Data excerpts:
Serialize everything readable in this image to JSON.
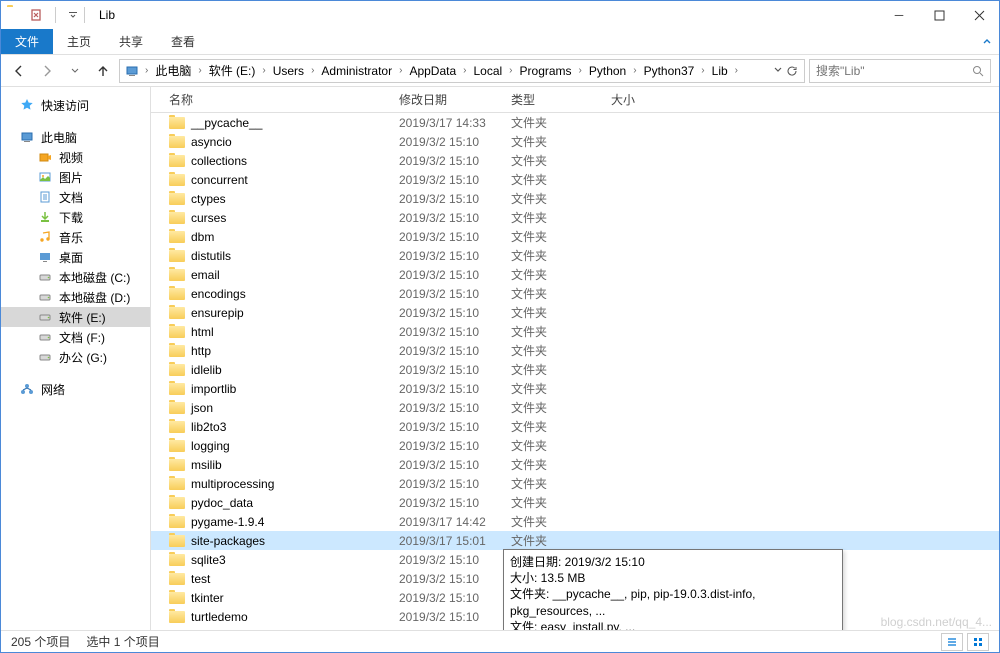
{
  "title": "Lib",
  "menu": {
    "file": "文件",
    "home": "主页",
    "share": "共享",
    "view": "查看"
  },
  "breadcrumbs": [
    "此电脑",
    "软件 (E:)",
    "Users",
    "Administrator",
    "AppData",
    "Local",
    "Programs",
    "Python",
    "Python37",
    "Lib"
  ],
  "search_placeholder": "搜索\"Lib\"",
  "columns": {
    "name": "名称",
    "date": "修改日期",
    "type": "类型",
    "size": "大小"
  },
  "nav": {
    "quickaccess": "快速访问",
    "thispc": "此电脑",
    "items": [
      {
        "label": "视频"
      },
      {
        "label": "图片"
      },
      {
        "label": "文档"
      },
      {
        "label": "下载"
      },
      {
        "label": "音乐"
      },
      {
        "label": "桌面"
      },
      {
        "label": "本地磁盘 (C:)"
      },
      {
        "label": "本地磁盘 (D:)"
      },
      {
        "label": "软件 (E:)",
        "selected": true
      },
      {
        "label": "文档 (F:)"
      },
      {
        "label": "办公 (G:)"
      }
    ],
    "network": "网络"
  },
  "folder_type": "文件夹",
  "files": [
    {
      "name": "__pycache__",
      "date": "2019/3/17 14:33"
    },
    {
      "name": "asyncio",
      "date": "2019/3/2 15:10"
    },
    {
      "name": "collections",
      "date": "2019/3/2 15:10"
    },
    {
      "name": "concurrent",
      "date": "2019/3/2 15:10"
    },
    {
      "name": "ctypes",
      "date": "2019/3/2 15:10"
    },
    {
      "name": "curses",
      "date": "2019/3/2 15:10"
    },
    {
      "name": "dbm",
      "date": "2019/3/2 15:10"
    },
    {
      "name": "distutils",
      "date": "2019/3/2 15:10"
    },
    {
      "name": "email",
      "date": "2019/3/2 15:10"
    },
    {
      "name": "encodings",
      "date": "2019/3/2 15:10"
    },
    {
      "name": "ensurepip",
      "date": "2019/3/2 15:10"
    },
    {
      "name": "html",
      "date": "2019/3/2 15:10"
    },
    {
      "name": "http",
      "date": "2019/3/2 15:10"
    },
    {
      "name": "idlelib",
      "date": "2019/3/2 15:10"
    },
    {
      "name": "importlib",
      "date": "2019/3/2 15:10"
    },
    {
      "name": "json",
      "date": "2019/3/2 15:10"
    },
    {
      "name": "lib2to3",
      "date": "2019/3/2 15:10"
    },
    {
      "name": "logging",
      "date": "2019/3/2 15:10"
    },
    {
      "name": "msilib",
      "date": "2019/3/2 15:10"
    },
    {
      "name": "multiprocessing",
      "date": "2019/3/2 15:10"
    },
    {
      "name": "pydoc_data",
      "date": "2019/3/2 15:10"
    },
    {
      "name": "pygame-1.9.4",
      "date": "2019/3/17 14:42"
    },
    {
      "name": "site-packages",
      "date": "2019/3/17 15:01",
      "selected": true
    },
    {
      "name": "sqlite3",
      "date": "2019/3/2 15:10"
    },
    {
      "name": "test",
      "date": "2019/3/2 15:10"
    },
    {
      "name": "tkinter",
      "date": "2019/3/2 15:10"
    },
    {
      "name": "turtledemo",
      "date": "2019/3/2 15:10"
    }
  ],
  "tooltip": {
    "l1": "创建日期: 2019/3/2 15:10",
    "l2": "大小: 13.5 MB",
    "l3": "文件夹: __pycache__, pip, pip-19.0.3.dist-info, pkg_resources, ...",
    "l4": "文件: easy_install.py, ..."
  },
  "status": {
    "count": "205 个项目",
    "selected": "选中 1 个项目"
  },
  "watermark": "blog.csdn.net/qq_4..."
}
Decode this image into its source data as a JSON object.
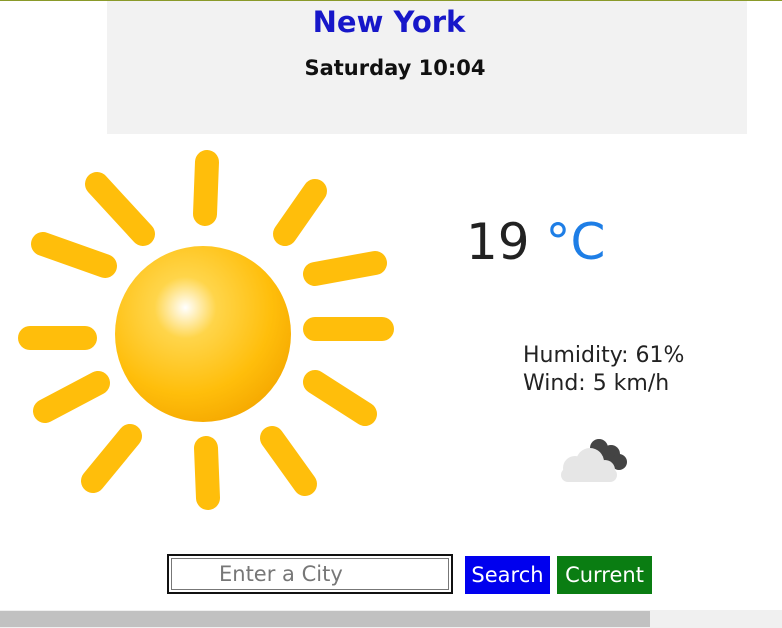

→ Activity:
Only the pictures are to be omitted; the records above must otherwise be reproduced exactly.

→ Your response:
Serialize everything readable in this image to JSON.
{
  "title": "Lib",
  "menu": {
    "file": "文件",
    "home": "主页",
    "share": "共享",
    "view": "查看"
  },
  "breadcrumbs": [
    "此电脑",
    "软件 (E:)",
    "Users",
    "Administrator",
    "AppData",
    "Local",
    "Programs",
    "Python",
    "Python37",
    "Lib"
  ],
  "search_placeholder": "搜索\"Lib\"",
  "columns": {
    "name": "名称",
    "date": "修改日期",
    "type": "类型",
    "size": "大小"
  },
  "nav": {
    "quickaccess": "快速访问",
    "thispc": "此电脑",
    "items": [
      {
        "label": "视频"
      },
      {
        "label": "图片"
      },
      {
        "label": "文档"
      },
      {
        "label": "下载"
      },
      {
        "label": "音乐"
      },
      {
        "label": "桌面"
      },
      {
        "label": "本地磁盘 (C:)"
      },
      {
        "label": "本地磁盘 (D:)"
      },
      {
        "label": "软件 (E:)",
        "selected": true
      },
      {
        "label": "文档 (F:)"
      },
      {
        "label": "办公 (G:)"
      }
    ],
    "network": "网络"
  },
  "folder_type": "文件夹",
  "files": [
    {
      "name": "__pycache__",
      "date": "2019/3/17 14:33"
    },
    {
      "name": "asyncio",
      "date": "2019/3/2 15:10"
    },
    {
      "name": "collections",
      "date": "2019/3/2 15:10"
    },
    {
      "name": "concurrent",
      "date": "2019/3/2 15:10"
    },
    {
      "name": "ctypes",
      "date": "2019/3/2 15:10"
    },
    {
      "name": "curses",
      "date": "2019/3/2 15:10"
    },
    {
      "name": "dbm",
      "date": "2019/3/2 15:10"
    },
    {
      "name": "distutils",
      "date": "2019/3/2 15:10"
    },
    {
      "name": "email",
      "date": "2019/3/2 15:10"
    },
    {
      "name": "encodings",
      "date": "2019/3/2 15:10"
    },
    {
      "name": "ensurepip",
      "date": "2019/3/2 15:10"
    },
    {
      "name": "html",
      "date": "2019/3/2 15:10"
    },
    {
      "name": "http",
      "date": "2019/3/2 15:10"
    },
    {
      "name": "idlelib",
      "date": "2019/3/2 15:10"
    },
    {
      "name": "importlib",
      "date": "2019/3/2 15:10"
    },
    {
      "name": "json",
      "date": "2019/3/2 15:10"
    },
    {
      "name": "lib2to3",
      "date": "2019/3/2 15:10"
    },
    {
      "name": "logging",
      "date": "2019/3/2 15:10"
    },
    {
      "name": "msilib",
      "date": "2019/3/2 15:10"
    },
    {
      "name": "multiprocessing",
      "date": "2019/3/2 15:10"
    },
    {
      "name": "pydoc_data",
      "date": "2019/3/2 15:10"
    },
    {
      "name": "pygame-1.9.4",
      "date": "2019/3/17 14:42"
    },
    {
      "name": "site-packages",
      "date": "2019/3/17 15:01",
      "selected": true
    },
    {
      "name": "sqlite3",
      "date": "2019/3/2 15:10"
    },
    {
      "name": "test",
      "date": "2019/3/2 15:10"
    },
    {
      "name": "tkinter",
      "date": "2019/3/2 15:10"
    },
    {
      "name": "turtledemo",
      "date": "2019/3/2 15:10"
    }
  ],
  "tooltip": {
    "l1": "创建日期: 2019/3/2 15:10",
    "l2": "大小: 13.5 MB",
    "l3": "文件夹: __pycache__, pip, pip-19.0.3.dist-info, pkg_resources, ...",
    "l4": "文件: easy_install.py, ..."
  },
  "status": {
    "count": "205 个项目",
    "selected": "选中 1 个项目"
  },
  "watermark": "blog.csdn.net/qq_4..."
}
Decode this image into its source data as a JSON object.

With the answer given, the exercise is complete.